#     #     #

Email cwalker@

Add a comment

GAINESVILLE, FL -- The Gainesville Fine Arts Association (GFAA) is celebrating its 100th year anniversary this year. GFAA will be celebrating this milestone with two big events this month. 

The first celebration is their 100 Year Anniversary Party on Saturday, Sept. 23rd from 6 to 9 p.m. at the newly restored 1908 Grand located at 215 N. Main Street, Gainesville where “history meets modern elegance.” This historic building was built in 1908 as the Gainesville Masonic Lodge No. 41, whose members were instrumental in the building of several historic downtown Gainesville structures, including the Gainesville courthouse and the University Auditorium.

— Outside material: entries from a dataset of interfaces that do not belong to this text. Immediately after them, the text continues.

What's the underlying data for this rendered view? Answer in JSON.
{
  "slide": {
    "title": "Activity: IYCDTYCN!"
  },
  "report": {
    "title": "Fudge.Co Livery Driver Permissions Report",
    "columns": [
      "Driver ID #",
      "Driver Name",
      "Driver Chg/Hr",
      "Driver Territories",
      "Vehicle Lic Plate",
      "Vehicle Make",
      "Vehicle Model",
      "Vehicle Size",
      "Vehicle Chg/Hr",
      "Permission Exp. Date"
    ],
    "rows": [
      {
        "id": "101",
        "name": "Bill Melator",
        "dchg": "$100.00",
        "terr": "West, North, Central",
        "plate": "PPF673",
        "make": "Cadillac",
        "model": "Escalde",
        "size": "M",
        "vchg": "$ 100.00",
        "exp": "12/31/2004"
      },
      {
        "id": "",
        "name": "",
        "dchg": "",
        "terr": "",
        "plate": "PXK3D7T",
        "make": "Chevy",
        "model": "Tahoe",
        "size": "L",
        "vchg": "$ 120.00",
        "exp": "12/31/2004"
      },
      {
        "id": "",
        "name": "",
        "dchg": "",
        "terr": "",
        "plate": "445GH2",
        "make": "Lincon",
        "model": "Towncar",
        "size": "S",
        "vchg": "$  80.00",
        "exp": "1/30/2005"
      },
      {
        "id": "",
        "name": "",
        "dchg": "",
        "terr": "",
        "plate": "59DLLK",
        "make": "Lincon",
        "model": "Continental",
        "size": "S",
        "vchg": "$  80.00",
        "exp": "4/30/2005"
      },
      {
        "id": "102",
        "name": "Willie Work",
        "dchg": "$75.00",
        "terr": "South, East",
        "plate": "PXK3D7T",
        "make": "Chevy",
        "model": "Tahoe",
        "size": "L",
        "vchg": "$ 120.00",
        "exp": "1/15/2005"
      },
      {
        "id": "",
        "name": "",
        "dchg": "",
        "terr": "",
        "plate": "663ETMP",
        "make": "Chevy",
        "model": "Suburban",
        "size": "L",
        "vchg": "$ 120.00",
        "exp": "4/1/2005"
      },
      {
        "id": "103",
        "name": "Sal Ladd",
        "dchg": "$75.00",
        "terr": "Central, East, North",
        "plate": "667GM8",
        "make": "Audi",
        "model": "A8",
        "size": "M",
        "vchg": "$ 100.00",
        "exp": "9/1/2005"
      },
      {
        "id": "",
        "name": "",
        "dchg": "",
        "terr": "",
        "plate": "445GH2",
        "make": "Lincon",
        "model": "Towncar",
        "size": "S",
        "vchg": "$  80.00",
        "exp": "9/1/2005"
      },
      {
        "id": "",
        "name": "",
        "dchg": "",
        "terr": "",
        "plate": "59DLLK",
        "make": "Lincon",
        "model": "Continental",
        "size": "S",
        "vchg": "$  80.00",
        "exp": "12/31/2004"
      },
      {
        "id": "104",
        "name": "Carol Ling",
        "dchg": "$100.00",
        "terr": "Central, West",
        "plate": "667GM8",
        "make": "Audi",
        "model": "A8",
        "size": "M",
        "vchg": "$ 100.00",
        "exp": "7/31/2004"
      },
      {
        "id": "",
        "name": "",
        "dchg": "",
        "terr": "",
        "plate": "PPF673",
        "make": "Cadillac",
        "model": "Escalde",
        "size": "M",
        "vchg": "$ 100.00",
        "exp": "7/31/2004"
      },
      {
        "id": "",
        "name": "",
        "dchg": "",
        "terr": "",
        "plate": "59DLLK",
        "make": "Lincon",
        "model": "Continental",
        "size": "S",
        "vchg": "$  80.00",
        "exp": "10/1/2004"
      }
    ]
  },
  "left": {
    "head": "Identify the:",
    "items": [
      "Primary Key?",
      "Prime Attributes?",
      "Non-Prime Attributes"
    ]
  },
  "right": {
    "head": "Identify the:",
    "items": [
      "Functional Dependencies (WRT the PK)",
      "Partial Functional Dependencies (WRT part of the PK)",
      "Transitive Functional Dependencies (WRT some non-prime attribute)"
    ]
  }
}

 This is a ticketed fundraiser event. Tickets are $50 per person and include dinner provided by Blue Gill (with vegetarian options) and a drink, as well as a cash bar.  In addition, the event will feature an artwork raffle, and dancing to music provided by the Gainesville String Quartet and DJ Elio.

Tickets must be purchased by Sept. 16 at

The second is the reception for GFAA’s History Exhibition: 100 Years of Art being held on Sept. 29 from 7 to 10 p.m. during Gainesville’s Artwalk. The reception will include live music and refreshments. The exhibition tells the story of the organization and includes original art from members through the past 100 years, including old newspaper articles and works by one of the founders, Emmaline Buchholz on loan from the Matheson Museum. The 100 Years of Art exhibit will be on display free and open to the public at GFAA Gallery from September 29th to November 18th, 2023.

These events are funded in part by Visit Gainesville, Alachua County, in part by the by the State of Florida through the Division of Arts and Culture and the National Endowment of the Arts and in part by a grant from the City of Gainesville, Parks, Recreation and Cultural Affairs Department.

The history and impact of Gainesville Fine Arts Association

GFAA was formed in 1923 by three close friends, Mrs. F.W. Buchholz (Emmaline), Miss Nelly Trezevant and Mrs. C. Addison Pound (Annie) to “foster and encourage the study of the Arts theoretically and practically through every medium.” During its early years, it brought exhibits to the city and presented art lectures. The Association’s monthly meetings were held on the second floor of the Thomas Hotel.

In the 1930s a studio of three rooms was rented at 131 Union Street (on the south side of the “courthouse” square) where travelling exhibitions and classes were taught. Continuing through the war years and the growth of the 1950s, the Association offered painting classes for adults, children, sidewalk art shows, art jamborees, auctions, and children’s exhibits. The first Newsletter was sent out in 1963, and in 1973 the Association was re-chartered by the state of Florida and granted tax exempt, nonprofit status in 1978.

Over the decades, GFAA has held many events that have contributed to Gainesville’s art and culture in its long history including: the original Gainesville Mall Art Show, Art Festival at Thornebrook, the Winter Fine Arts Fair at Tioga Town Center, and many different exhibits at the Thomas Center, Santa Fe College, Oak Hammock, Trinity United Methodist, and other area businesses and restaurants. GFAA creates community, support, and opportunities for exposure and connection for Gainesville Artists, as well as professional exhibitions where art appreciators can view and buy local art.   

In 2016, GFAA secured their first ever gallery space, the GFAA Gallery, located at 1314 South Main Street. The Gallery is supported by GFAA’s 300 artist members active in the Gallery’s robust programming including monthly exhibitions, workshops, artist meet-ups, weekly shared studio time in the gallery, concerts, and other events. The Gallery is free and open to the public, and the exhibitions include local artists in all different phases of their practice.

For more information, please visit

#     #     #

Email editor@

Add a comment

More Articles ...